**Exercise prompt**
From the records below, return every line containing the word "Controllers".
START Dataset entries
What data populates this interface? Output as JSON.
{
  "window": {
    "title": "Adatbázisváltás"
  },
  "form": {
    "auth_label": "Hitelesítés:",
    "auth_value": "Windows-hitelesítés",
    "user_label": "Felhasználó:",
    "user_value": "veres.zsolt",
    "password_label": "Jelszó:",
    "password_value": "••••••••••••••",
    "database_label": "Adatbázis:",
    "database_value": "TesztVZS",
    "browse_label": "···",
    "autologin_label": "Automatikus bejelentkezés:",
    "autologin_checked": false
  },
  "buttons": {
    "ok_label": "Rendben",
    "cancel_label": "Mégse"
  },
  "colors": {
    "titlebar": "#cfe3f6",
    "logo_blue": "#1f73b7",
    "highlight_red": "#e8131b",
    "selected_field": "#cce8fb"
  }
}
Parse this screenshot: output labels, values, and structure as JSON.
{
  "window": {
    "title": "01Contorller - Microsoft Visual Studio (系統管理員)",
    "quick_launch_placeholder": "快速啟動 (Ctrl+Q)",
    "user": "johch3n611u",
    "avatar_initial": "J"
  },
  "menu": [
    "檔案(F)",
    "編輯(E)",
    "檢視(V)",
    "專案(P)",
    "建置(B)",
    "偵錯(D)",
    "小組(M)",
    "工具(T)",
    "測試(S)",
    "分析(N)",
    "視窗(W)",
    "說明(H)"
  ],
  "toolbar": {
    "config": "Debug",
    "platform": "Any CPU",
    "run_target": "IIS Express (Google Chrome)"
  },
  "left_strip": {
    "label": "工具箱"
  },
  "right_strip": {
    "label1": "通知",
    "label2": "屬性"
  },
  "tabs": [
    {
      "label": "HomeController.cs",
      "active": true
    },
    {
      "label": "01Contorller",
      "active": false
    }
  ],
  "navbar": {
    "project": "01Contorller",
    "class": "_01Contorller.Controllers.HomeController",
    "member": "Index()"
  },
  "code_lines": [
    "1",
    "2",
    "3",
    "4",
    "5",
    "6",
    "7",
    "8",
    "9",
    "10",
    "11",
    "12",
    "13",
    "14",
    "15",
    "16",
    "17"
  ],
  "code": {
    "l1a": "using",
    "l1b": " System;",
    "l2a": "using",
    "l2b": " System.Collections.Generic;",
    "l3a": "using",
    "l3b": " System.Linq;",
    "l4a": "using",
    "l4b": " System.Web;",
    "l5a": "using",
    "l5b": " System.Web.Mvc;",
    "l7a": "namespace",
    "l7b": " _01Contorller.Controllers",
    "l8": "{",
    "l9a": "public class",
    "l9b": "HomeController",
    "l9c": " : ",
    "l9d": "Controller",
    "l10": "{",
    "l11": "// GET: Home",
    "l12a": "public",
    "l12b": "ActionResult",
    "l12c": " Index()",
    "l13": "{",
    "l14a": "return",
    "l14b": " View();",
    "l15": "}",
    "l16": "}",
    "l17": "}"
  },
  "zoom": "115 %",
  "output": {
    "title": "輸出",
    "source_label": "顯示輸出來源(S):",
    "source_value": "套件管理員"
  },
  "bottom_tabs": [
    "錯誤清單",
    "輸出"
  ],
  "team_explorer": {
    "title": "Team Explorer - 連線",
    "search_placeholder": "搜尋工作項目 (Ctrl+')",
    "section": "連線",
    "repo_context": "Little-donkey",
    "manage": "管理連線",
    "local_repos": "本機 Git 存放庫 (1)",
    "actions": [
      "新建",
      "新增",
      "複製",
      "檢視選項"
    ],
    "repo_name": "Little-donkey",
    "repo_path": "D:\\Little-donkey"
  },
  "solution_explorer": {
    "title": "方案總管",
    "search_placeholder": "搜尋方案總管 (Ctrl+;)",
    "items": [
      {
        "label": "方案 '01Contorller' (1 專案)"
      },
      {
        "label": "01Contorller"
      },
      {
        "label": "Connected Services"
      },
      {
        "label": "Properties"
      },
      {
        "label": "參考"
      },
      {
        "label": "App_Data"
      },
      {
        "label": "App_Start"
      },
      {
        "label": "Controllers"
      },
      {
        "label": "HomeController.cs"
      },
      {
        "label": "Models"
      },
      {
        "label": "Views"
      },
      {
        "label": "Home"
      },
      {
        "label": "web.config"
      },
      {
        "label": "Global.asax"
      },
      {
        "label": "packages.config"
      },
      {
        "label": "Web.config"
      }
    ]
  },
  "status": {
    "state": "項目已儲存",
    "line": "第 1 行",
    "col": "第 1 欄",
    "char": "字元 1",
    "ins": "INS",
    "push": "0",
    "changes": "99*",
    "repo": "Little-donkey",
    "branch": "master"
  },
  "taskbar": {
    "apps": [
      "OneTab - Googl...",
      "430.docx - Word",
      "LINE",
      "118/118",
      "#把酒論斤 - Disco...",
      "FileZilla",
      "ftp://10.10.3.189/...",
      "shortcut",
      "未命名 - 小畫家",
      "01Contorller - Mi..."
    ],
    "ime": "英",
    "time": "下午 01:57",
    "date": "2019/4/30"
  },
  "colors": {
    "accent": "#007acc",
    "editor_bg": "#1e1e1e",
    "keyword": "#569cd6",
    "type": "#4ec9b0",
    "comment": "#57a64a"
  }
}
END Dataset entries
**Your response**
    "class": "_01Contorller.Controllers.HomeController",
    "l7b": " _01Contorller.Controllers",
        "label": "Controllers"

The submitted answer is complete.